[Data about app and page elements]
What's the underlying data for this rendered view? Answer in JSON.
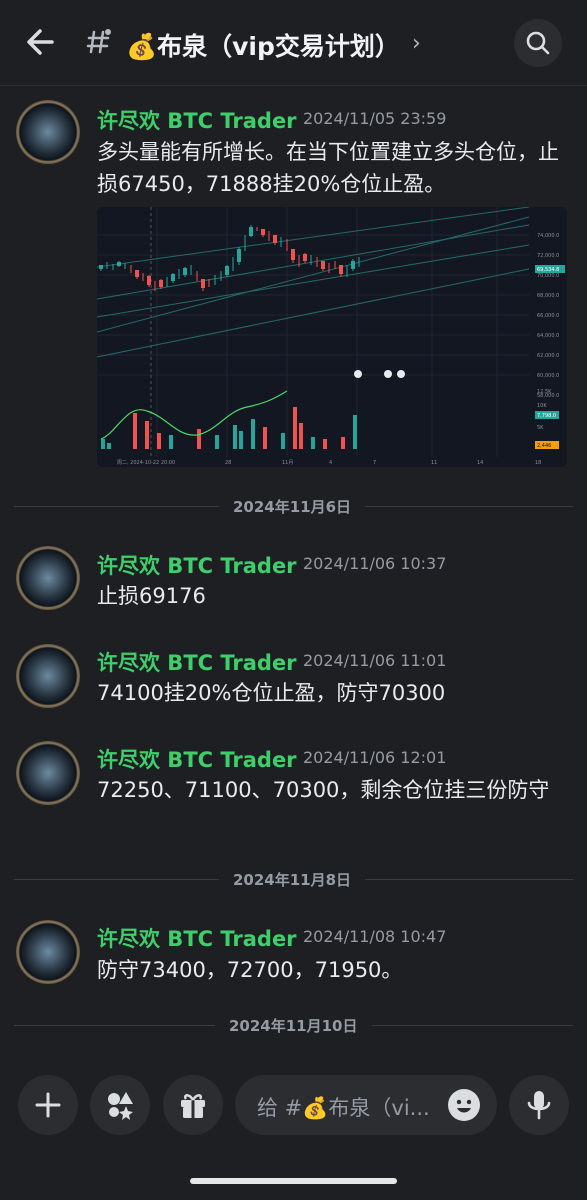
{
  "header": {
    "channel_title": "💰布泉（vip交易计划）",
    "chevron": "›",
    "icons": [
      "back-arrow-icon",
      "channel-hash-icon",
      "search-icon"
    ]
  },
  "messages": [
    {
      "author": "许尽欢 BTC Trader",
      "timestamp": "2024/11/05 23:59",
      "content": "多头量能有所增长。在当下位置建立多头仓位，止损67450，71888挂20%仓位止盈。"
    },
    {
      "author": "许尽欢 BTC Trader",
      "timestamp": "2024/11/06 10:37",
      "content": "止损69176"
    },
    {
      "author": "许尽欢 BTC Trader",
      "timestamp": "2024/11/06 11:01",
      "content": "74100挂20%仓位止盈，防守70300"
    },
    {
      "author": "许尽欢 BTC Trader",
      "timestamp": "2024/11/06 12:01",
      "content": "72250、71100、70300，剩余仓位挂三份防守"
    },
    {
      "author": "许尽欢 BTC Trader",
      "timestamp": "2024/11/08 10:47",
      "content": "防守73400，72700，71950。"
    }
  ],
  "dividers": [
    "2024年11月6日",
    "2024年11月8日",
    "2024年11月10日"
  ],
  "chart": {
    "price_labels": [
      "74,000.0",
      "72,000.0",
      "70,000.0",
      "68,000.0",
      "66,000.0",
      "64,000.0",
      "62,000.0",
      "60,000.0",
      "58,000.0"
    ],
    "current_price": "69,534.8",
    "volume_labels": [
      "12.5K",
      "10K",
      "5K"
    ],
    "volume_badge": "7,798.0",
    "indicator_badge": "2,446",
    "x_labels": [
      "周二, 2024-10-22 20:00",
      "28",
      "11月",
      "4",
      "7",
      "11",
      "14",
      "18"
    ],
    "accent_up": "#26a69a",
    "accent_down": "#ef5350"
  },
  "composer": {
    "placeholder": "给 #💰布泉（vi...",
    "icons": [
      "plus-icon",
      "apps-icon",
      "gift-icon",
      "emoji-icon",
      "microphone-icon"
    ]
  },
  "colors": {
    "background": "#1e1f22",
    "author": "#3ecf6b",
    "muted": "#949ba4"
  }
}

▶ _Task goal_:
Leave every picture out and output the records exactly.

▶ _Your solution_:
What's the underlying data for this rendered view? Answer in JSON.
{
  "header": {
    "channel_title": "💰布泉（vip交易计划）",
    "chevron": "›",
    "icons": [
      "back-arrow-icon",
      "channel-hash-icon",
      "search-icon"
    ]
  },
  "messages": [
    {
      "author": "许尽欢 BTC Trader",
      "timestamp": "2024/11/05 23:59",
      "content": "多头量能有所增长。在当下位置建立多头仓位，止损67450，71888挂20%仓位止盈。"
    },
    {
      "author": "许尽欢 BTC Trader",
      "timestamp": "2024/11/06 10:37",
      "content": "止损69176"
    },
    {
      "author": "许尽欢 BTC Trader",
      "timestamp": "2024/11/06 11:01",
      "content": "74100挂20%仓位止盈，防守70300"
    },
    {
      "author": "许尽欢 BTC Trader",
      "timestamp": "2024/11/06 12:01",
      "content": "72250、71100、70300，剩余仓位挂三份防守"
    },
    {
      "author": "许尽欢 BTC Trader",
      "timestamp": "2024/11/08 10:47",
      "content": "防守73400，72700，71950。"
    }
  ],
  "dividers": [
    "2024年11月6日",
    "2024年11月8日",
    "2024年11月10日"
  ],
  "chart": {
    "price_labels": [
      "74,000.0",
      "72,000.0",
      "70,000.0",
      "68,000.0",
      "66,000.0",
      "64,000.0",
      "62,000.0",
      "60,000.0",
      "58,000.0"
    ],
    "current_price": "69,534.8",
    "volume_labels": [
      "12.5K",
      "10K",
      "5K"
    ],
    "volume_badge": "7,798.0",
    "indicator_badge": "2,446",
    "x_labels": [
      "周二, 2024-10-22 20:00",
      "28",
      "11月",
      "4",
      "7",
      "11",
      "14",
      "18"
    ],
    "accent_up": "#26a69a",
    "accent_down": "#ef5350"
  },
  "composer": {
    "placeholder": "给 #💰布泉（vi...",
    "icons": [
      "plus-icon",
      "apps-icon",
      "gift-icon",
      "emoji-icon",
      "microphone-icon"
    ]
  },
  "colors": {
    "background": "#1e1f22",
    "author": "#3ecf6b",
    "muted": "#949ba4"
  }
}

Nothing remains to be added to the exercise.